A 3.1-magnitude earthquake struck about 45 miles east of San Antonio Tuesday morning, marking the third time a quake was recorded in the region in the past week.
The United States Geological Survey recorded the earthquake just outside the city of Smiley in Gonzales County before 6 a.m. The epicenter of the quake was about 3 miles below the surface, the geological survey said.
An earthquake of this magnitude can range from being felt by only a few people to being noticeably felt, especially by people on the upper floors of buildings, the USGS website says. Anything with a magnitude of 5.5 or higher tends to be more of a concern.
Don Blakeman, a geophysicist at the USGS' National Earthquake Information Center in Denver, said there's a strong possibility Tuesday morning's earthquake was induced by injections of fracking fluids into the ground, but further study would be needed to know for sure.
"This area, in particular, if you look at it in on Google Earth is just peppered with well pads, lots and lots of oil and gas wells," Blakeman said when reached by phone Wednesday.
The USGS says the largest documented earthquake induced by fluid injection was a 5.8-magnitude quake in central Oklahoma on Sept. 23, 2016. Earthquakes with magnitudes between 4.5 and 5.0 have been induced by fluid injection in Arkansas, Colorado, Kansas and Texas as well.
If you felt this earthquake, the USGS asks that you report it on its website.
An interactive USGS map shows around 50 earthquakes of similar magnitude in the same area of Texas since 1982. The map also shows another 3.1-magnitude earthquake was recorded in nearby Cuero on Sunday.
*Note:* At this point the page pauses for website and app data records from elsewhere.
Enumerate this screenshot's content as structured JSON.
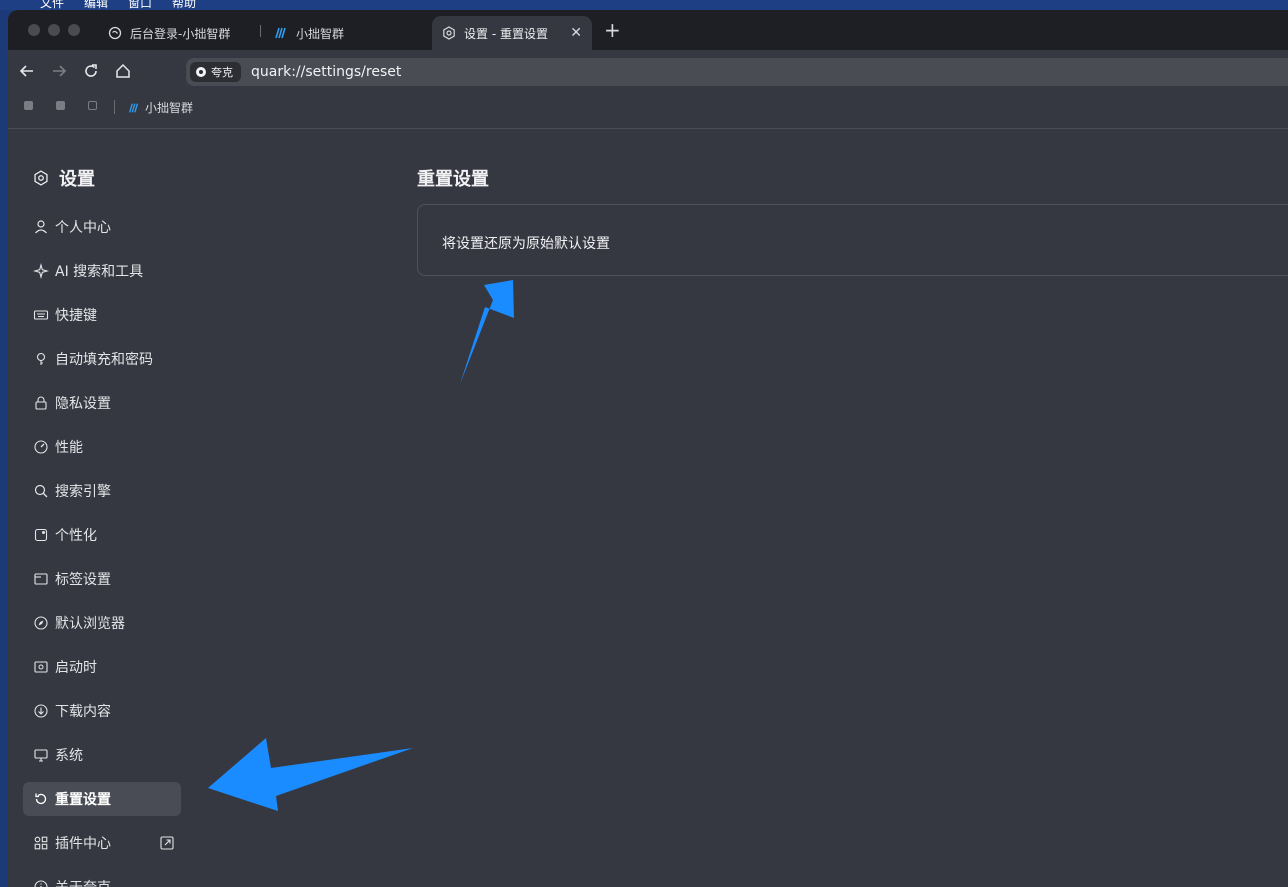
{
  "menubar": {
    "items": [
      "文件",
      "编辑",
      "窗口",
      "帮助"
    ]
  },
  "tabs": [
    {
      "label": "后台登录-小拙智群",
      "icon": "chat-icon"
    },
    {
      "label": "小拙智群",
      "icon": "wave-logo-icon"
    },
    {
      "label": "设置 - 重置设置",
      "icon": "settings-icon",
      "active": true
    }
  ],
  "address": {
    "badge": "夸克",
    "url": "quark://settings/reset"
  },
  "bookmarks": {
    "items": [
      {
        "label": "小拙智群"
      }
    ]
  },
  "sidebar": {
    "title": "设置",
    "items": [
      {
        "label": "个人中心",
        "icon": "user-icon"
      },
      {
        "label": "AI 搜索和工具",
        "icon": "sparkle-icon"
      },
      {
        "label": "快捷键",
        "icon": "keyboard-icon"
      },
      {
        "label": "自动填充和密码",
        "icon": "key-icon"
      },
      {
        "label": "隐私设置",
        "icon": "lock-icon"
      },
      {
        "label": "性能",
        "icon": "gauge-icon"
      },
      {
        "label": "搜索引擎",
        "icon": "search-icon"
      },
      {
        "label": "个性化",
        "icon": "palette-icon"
      },
      {
        "label": "标签设置",
        "icon": "tab-icon"
      },
      {
        "label": "默认浏览器",
        "icon": "compass-icon"
      },
      {
        "label": "启动时",
        "icon": "startup-icon"
      },
      {
        "label": "下载内容",
        "icon": "download-icon"
      },
      {
        "label": "系统",
        "icon": "monitor-icon"
      },
      {
        "label": "重置设置",
        "icon": "reset-icon",
        "active": true
      },
      {
        "label": "插件中心",
        "icon": "grid-icon"
      },
      {
        "label": "关于夸克",
        "icon": "info-icon"
      }
    ]
  },
  "main": {
    "title": "重置设置",
    "card": {
      "text": "将设置还原为原始默认设置"
    }
  },
  "colors": {
    "accent_arrow": "#1a8cff",
    "background": "#353841"
  }
}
A 3.0-magnitude quake near Stockdale — about 12 miles from today's event — was recorded last Friday.